Special medical needs shelters are refuges of last resort intended to house residents with special medical needs. Shelters may be crowded and uncomfortable. There is no guarantee of electricity and there may be no privacy. Amenities are limited to basic nursing assistance, first-aid care, bathroom facilities, food and water. An evacuation kit should be prepared to make the stay more comfortable.

Photo of a gym full of cots Photo of people sitting on cots in a hallway

When evacuating to a special needs shelter, bring the following items:

  1. All required medications and medical support equipment:
    1. Wheelchair / walker, oxygen, dressings, feeding equipment, ostomy, diapers, etc.
    2. Any specific medication or carte instructions
    3. Name, phone numbers of physician / home health agency / hospital where you receive care
  2. Special Dietary Needs: Only regular meals will be provided
  3. Sleeping Gear: Pillows, blankets, portable cot or aid mattress, folding chairs. Shelters tend to be cold so bring a blanket or a sweater to keep warm.
  4. Important Papers: i.e.: insurance papers, doctors' orders.
  5. Identification: With photo and current address.
  6. Cash: Check cashing / credit card services may not be available for several days after the storm. But: Don't bring to much! There will be no place to secure money or valuables at the center.
  7. Comfort Items: Personal hygiene items, snacks, small games, cards, diapers, etc.
  8. Extra clothing: An extra set of comfortable clothing and a few extra sets of underwear and socks.
  9. Something to eat / drink: Though there is a food supply at the Special Medical Needs Shelters, it may take several hours to prepare meals. Eat a meal or prepare a snack prior to leaving home, and bring a supply of bottled water.

Pets are only allowed in specific shelters. However, transportation for your pet is not provided.
 
*Please note that service animals are accepted at all shelters.
 

How “Service Animal” Is Defined

Service animals are defined as dogs that are individually trained to do work or perform tasks for people with disabilities. Examples of such work or tasks include guiding people who are blind, alerting people who are deaf, pulling a wheelchair, alerting and protecting a person who is having a seizure, reminding a person with mental illness to take prescribed medications, calming a person with Post Traumatic Stress Disorder (PTSD) during an anxiety attack, or performing other duties. Service animals are working animals, not pets. The work or task a dog has been trained to provide must be directly related to the person’s disability. Dogs whose sole function is to provide comfort or emotional support do not qualify as service animals under the ADA.

This definition does not affect or limit the broader definition of “assistance animal” under the Fair Housing Act or the broader definition of “service animal” under the Air Carrier Access Act.
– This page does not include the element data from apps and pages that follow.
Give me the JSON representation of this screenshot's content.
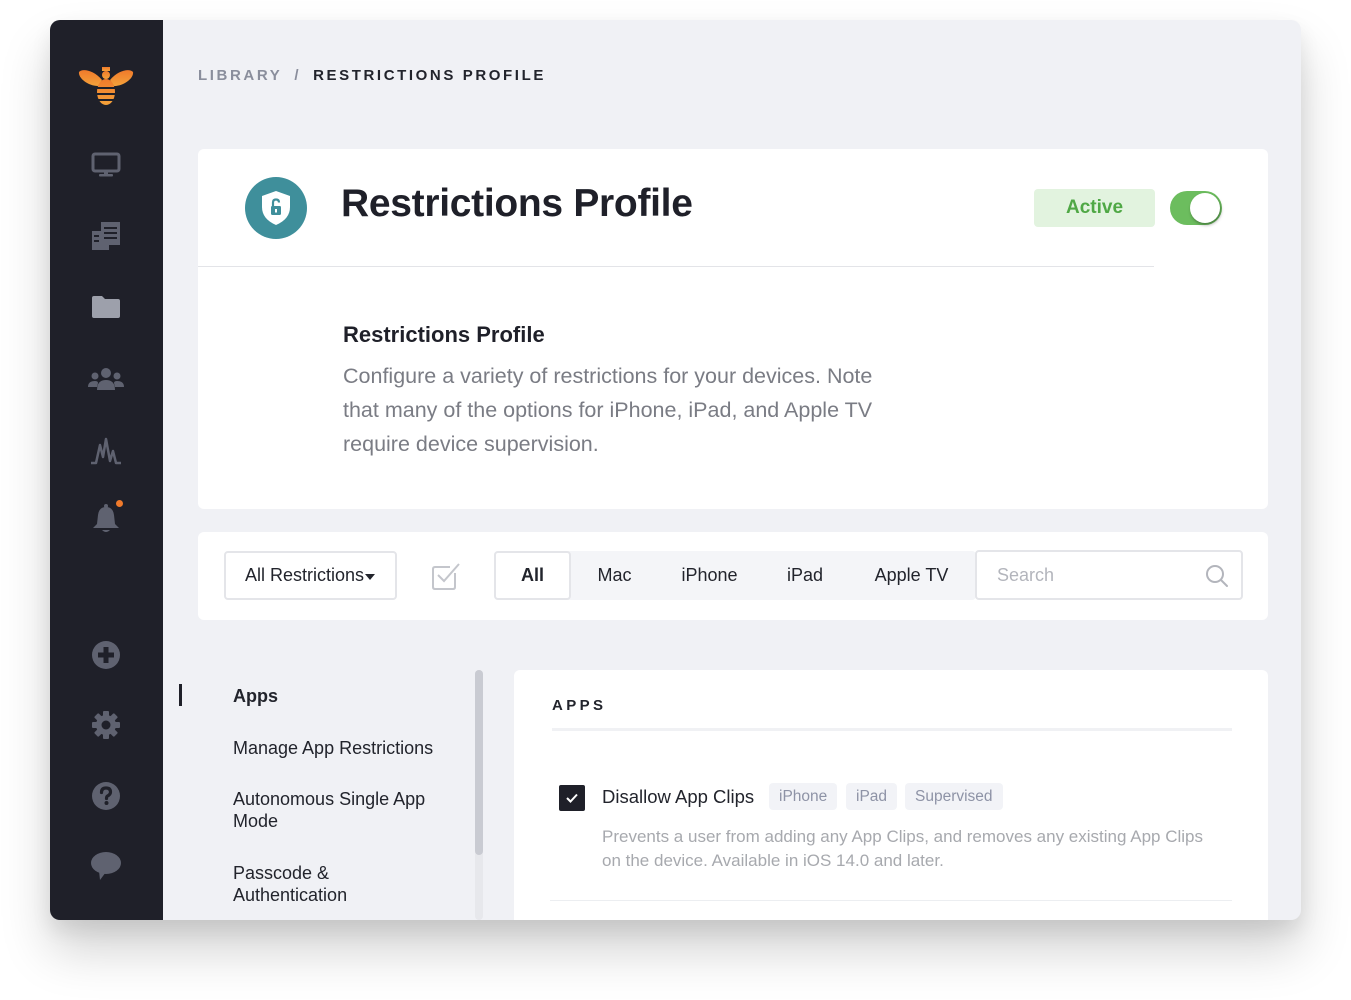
{
  "sidebar": {
    "logo": "bee-logo",
    "items": [
      {
        "name": "devices",
        "icon": "monitor-icon"
      },
      {
        "name": "library",
        "icon": "documents-icon"
      },
      {
        "name": "blueprints",
        "icon": "folder-icon"
      },
      {
        "name": "users",
        "icon": "users-icon"
      },
      {
        "name": "activity",
        "icon": "activity-icon"
      },
      {
        "name": "alerts",
        "icon": "bell-icon",
        "has_notification": true
      }
    ],
    "bottom_items": [
      {
        "name": "add",
        "icon": "plus-circle-icon"
      },
      {
        "name": "settings",
        "icon": "gear-icon"
      },
      {
        "name": "help",
        "icon": "question-circle-icon"
      },
      {
        "name": "chat",
        "icon": "chat-bubble-icon"
      }
    ]
  },
  "breadcrumb": {
    "parent": "LIBRARY",
    "separator": "/",
    "current": "RESTRICTIONS PROFILE"
  },
  "header": {
    "icon": "shield-lock-icon",
    "title": "Restrictions Profile",
    "status": "Active",
    "toggle_on": true,
    "description_title": "Restrictions Profile",
    "description": "Configure a variety of restrictions for your devices. Note that many of the options for iPhone, iPad, and Apple TV require device supervision."
  },
  "filters": {
    "dropdown_value": "All Restrictions",
    "segments": [
      "All",
      "Mac",
      "iPhone",
      "iPad",
      "Apple TV"
    ],
    "active_segment": "All",
    "search_placeholder": "Search"
  },
  "section_nav": {
    "items": [
      {
        "label": "Apps",
        "active": true
      },
      {
        "label": "Manage App Restrictions",
        "active": false
      },
      {
        "label": "Autonomous Single App Mode",
        "active": false
      },
      {
        "label": "Passcode & Authentication",
        "active": false
      }
    ]
  },
  "content": {
    "section_title": "APPS",
    "options": [
      {
        "label": "Disallow App Clips",
        "checked": true,
        "tags": [
          "iPhone",
          "iPad",
          "Supervised"
        ],
        "description": "Prevents a user from adding any App Clips, and removes any existing App Clips on the device. Available in iOS 14.0 and later."
      }
    ]
  },
  "colors": {
    "sidebar_bg": "#1f2029",
    "accent_orange": "#f0922b",
    "teal": "#3f8f9b",
    "active_green": "#6cbd5e",
    "active_badge_bg": "#e2f3df",
    "active_badge_text": "#4fa845"
  }
}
Some State and local laws also define service animal more broadly than the ADA does. Information about such laws can be obtained from the State attorney general’s office.

(Source: U.S. Department of Justice)